Loyola press release - March 19, 2008

President Clinton recognized three Loyola University New Orleans students (Elliot Sanchez, Nicole Kone and Aaron Kirsh) for their commitment in the inaugural Clinton Global Initiative University held Saturday, March 13 at Tulane University. The three students committed to implement a microfinance service program at Loyola that will enable the working poor of New Orleans to lift themselves out of poverty through the distribution of small loans and other financial products.

Out of more than 600 commitments made by more than 700 students from six continents, Clinton chose only nine commitments to personally point out at the conference. The three students were recognized at the event with an outstanding commitment award presented personally by President Clinton. (Video of the presentation to the Loyola students is linked here at 21 minutes, 15 seconds into the main video.)

The Loyola student-sponsored microfinance fund proposed by Sanchez, Kone and Kirsh would provide people who do not qualify for mainstream financial services with small loans to purchase income-producing assets, such as paint or construction supplies. The program aims to help alleviate poverty locally by giving residents small loans to recoup their assets in order for them to generate income.

The fund will provide more than 30 loans of $100 or more over the next 18 months. Loyola University’s Student Government Association has committed over $3000 a year to fund the program.

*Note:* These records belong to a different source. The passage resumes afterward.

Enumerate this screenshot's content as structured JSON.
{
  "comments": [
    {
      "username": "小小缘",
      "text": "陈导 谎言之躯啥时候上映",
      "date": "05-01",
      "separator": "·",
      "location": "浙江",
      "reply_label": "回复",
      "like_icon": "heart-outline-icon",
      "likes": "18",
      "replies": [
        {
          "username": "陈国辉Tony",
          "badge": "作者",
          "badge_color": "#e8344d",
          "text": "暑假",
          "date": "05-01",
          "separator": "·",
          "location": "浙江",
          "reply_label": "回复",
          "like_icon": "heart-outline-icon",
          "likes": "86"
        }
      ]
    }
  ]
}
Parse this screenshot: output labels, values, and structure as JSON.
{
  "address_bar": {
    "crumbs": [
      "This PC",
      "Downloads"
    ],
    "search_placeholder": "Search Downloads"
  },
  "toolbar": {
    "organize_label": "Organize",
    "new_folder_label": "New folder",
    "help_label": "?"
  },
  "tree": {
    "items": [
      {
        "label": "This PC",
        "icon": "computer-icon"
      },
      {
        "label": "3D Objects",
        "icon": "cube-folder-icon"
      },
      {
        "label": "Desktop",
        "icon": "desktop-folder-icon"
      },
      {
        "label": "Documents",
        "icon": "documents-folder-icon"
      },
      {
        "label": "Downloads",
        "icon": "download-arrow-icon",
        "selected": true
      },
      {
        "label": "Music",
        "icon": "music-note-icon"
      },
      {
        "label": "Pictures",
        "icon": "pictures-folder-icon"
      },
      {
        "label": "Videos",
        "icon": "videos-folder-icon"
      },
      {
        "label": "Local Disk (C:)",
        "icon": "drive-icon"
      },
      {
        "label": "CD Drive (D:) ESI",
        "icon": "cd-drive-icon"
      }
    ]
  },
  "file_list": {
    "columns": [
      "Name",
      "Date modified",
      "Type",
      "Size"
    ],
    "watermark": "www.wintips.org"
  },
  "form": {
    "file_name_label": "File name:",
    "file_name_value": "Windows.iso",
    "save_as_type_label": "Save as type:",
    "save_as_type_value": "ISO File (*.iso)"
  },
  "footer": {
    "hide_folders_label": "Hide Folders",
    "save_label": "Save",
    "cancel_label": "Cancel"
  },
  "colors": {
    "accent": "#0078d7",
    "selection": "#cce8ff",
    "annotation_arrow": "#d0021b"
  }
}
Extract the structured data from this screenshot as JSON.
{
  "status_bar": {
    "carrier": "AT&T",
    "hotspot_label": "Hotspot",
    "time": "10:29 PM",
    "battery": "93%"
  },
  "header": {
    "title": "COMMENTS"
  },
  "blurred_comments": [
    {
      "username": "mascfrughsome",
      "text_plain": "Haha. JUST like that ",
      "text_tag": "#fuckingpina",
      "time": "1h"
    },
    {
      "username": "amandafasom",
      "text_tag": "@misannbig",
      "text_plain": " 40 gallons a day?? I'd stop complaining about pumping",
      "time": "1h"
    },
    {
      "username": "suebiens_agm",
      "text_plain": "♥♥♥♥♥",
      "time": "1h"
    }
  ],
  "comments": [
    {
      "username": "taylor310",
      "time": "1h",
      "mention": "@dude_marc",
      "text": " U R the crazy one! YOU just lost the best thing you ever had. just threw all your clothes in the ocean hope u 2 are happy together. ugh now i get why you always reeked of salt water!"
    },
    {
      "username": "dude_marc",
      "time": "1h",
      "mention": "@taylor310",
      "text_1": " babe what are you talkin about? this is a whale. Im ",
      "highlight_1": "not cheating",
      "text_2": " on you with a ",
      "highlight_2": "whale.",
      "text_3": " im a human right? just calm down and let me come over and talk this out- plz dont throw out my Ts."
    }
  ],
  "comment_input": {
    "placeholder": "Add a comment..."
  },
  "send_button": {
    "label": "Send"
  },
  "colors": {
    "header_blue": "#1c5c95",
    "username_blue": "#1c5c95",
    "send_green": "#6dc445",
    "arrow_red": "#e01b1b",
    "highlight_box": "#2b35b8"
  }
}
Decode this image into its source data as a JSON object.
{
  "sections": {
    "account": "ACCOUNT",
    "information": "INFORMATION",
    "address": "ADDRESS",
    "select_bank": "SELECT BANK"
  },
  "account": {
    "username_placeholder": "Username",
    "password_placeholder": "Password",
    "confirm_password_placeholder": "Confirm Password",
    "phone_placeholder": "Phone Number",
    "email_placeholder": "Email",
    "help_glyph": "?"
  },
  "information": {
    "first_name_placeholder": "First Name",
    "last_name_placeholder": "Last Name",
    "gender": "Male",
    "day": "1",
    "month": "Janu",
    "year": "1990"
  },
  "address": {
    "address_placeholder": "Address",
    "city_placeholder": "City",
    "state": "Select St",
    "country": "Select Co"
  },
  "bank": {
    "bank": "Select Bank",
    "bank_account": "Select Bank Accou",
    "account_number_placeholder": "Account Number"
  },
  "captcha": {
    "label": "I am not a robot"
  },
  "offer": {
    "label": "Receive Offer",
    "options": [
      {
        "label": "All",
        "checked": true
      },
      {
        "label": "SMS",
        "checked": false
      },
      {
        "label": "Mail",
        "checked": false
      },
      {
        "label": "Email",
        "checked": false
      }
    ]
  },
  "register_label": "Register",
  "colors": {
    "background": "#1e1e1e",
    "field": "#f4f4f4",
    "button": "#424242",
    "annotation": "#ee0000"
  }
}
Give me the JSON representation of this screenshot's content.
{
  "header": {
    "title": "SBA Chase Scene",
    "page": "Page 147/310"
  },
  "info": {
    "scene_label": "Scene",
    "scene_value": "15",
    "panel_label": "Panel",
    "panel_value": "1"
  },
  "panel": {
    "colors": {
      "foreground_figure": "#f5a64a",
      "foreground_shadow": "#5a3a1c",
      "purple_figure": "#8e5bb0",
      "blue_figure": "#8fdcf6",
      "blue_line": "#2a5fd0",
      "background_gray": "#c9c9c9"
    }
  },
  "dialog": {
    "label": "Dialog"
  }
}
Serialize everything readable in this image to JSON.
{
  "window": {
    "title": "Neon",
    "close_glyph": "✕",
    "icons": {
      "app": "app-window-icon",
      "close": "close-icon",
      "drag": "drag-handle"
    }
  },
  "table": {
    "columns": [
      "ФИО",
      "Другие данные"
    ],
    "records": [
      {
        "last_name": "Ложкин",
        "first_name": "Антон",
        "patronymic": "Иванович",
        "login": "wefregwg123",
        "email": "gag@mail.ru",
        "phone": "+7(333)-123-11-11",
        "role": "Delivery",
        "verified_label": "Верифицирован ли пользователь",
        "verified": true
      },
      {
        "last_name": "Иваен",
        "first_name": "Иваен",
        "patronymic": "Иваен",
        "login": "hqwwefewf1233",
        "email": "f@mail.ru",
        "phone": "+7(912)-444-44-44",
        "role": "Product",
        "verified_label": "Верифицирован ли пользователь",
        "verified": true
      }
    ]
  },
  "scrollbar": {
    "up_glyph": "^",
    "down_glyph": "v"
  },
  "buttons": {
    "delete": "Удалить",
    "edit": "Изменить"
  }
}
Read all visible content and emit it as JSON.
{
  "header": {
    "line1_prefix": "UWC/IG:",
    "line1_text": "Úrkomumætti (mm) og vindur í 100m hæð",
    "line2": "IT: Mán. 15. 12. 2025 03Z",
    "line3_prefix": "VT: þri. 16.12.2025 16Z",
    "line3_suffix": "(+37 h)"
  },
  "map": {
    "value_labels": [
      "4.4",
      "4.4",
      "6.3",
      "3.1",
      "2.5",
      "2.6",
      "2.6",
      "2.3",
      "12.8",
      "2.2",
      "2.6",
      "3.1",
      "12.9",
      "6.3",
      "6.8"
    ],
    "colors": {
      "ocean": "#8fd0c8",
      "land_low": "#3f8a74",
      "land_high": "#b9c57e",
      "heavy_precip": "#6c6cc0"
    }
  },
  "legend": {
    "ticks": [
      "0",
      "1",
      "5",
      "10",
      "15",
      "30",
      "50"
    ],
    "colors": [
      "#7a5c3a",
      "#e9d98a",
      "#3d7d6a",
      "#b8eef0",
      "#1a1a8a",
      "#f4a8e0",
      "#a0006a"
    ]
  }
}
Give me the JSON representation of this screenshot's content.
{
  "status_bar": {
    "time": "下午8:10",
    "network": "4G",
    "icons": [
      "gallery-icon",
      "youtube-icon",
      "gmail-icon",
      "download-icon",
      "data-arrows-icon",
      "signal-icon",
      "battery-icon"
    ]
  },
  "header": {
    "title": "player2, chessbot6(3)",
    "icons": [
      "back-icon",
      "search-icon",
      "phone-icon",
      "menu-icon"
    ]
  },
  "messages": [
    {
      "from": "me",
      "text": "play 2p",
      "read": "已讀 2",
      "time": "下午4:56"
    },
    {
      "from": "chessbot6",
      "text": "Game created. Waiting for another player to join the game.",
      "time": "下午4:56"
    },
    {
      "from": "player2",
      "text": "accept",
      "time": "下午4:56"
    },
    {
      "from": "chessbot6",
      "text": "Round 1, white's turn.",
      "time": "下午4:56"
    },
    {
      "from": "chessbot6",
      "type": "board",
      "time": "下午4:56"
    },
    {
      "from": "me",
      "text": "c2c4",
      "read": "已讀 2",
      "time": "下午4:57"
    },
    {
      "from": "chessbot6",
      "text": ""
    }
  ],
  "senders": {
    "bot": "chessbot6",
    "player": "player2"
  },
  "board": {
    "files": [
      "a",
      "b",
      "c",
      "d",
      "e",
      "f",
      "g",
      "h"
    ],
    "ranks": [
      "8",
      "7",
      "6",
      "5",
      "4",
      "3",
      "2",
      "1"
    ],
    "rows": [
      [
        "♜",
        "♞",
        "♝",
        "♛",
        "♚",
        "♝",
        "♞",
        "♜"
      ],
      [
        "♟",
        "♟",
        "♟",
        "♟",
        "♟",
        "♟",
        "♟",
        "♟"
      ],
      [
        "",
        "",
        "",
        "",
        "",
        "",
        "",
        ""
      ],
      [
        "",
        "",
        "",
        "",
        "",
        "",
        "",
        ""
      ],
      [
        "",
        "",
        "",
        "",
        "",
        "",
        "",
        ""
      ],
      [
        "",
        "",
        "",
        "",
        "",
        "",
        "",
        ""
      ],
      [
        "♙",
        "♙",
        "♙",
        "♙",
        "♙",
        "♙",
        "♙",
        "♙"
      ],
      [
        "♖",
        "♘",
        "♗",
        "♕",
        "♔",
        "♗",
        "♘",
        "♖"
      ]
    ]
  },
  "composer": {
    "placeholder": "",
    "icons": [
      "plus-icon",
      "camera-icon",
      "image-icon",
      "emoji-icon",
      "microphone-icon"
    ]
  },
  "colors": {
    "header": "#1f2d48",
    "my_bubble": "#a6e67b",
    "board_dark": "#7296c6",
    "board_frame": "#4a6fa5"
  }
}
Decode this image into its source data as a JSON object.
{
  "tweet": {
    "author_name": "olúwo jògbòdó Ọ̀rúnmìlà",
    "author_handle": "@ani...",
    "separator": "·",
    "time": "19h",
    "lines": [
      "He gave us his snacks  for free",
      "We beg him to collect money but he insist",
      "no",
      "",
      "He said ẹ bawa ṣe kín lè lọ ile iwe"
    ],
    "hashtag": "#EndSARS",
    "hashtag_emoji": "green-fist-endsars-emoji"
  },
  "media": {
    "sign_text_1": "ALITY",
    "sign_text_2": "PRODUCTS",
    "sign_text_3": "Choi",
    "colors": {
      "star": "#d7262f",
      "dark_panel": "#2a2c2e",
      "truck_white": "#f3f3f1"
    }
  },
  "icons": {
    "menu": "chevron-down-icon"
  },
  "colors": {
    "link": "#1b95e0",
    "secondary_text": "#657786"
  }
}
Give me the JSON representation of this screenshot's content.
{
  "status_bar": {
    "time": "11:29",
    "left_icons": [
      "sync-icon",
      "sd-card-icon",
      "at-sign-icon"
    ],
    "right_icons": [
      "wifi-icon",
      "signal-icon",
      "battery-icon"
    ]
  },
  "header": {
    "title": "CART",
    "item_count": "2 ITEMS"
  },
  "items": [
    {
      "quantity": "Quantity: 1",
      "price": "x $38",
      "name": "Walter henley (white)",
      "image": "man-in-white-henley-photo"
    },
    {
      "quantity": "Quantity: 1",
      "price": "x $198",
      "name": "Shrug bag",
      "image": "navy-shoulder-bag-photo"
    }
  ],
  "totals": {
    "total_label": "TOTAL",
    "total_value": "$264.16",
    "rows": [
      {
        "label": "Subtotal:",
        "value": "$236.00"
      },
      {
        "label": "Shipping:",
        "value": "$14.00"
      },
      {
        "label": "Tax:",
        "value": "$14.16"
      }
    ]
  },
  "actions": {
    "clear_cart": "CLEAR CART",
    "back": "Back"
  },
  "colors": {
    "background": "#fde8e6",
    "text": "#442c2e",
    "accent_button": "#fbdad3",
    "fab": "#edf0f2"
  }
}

“What these young people are doing is potentially very important, not only because there are plenty of people in New Orleans who can generate more wealth and income if they have a very modest amount of credit that is repayable at anything approaching an affordable rate, but also because this is not a problem that is confined here,” Clinton said. “What they are doing has potential positive application throughout the United States wherever there are people who have good ideas and low incomes and limited access to credit.”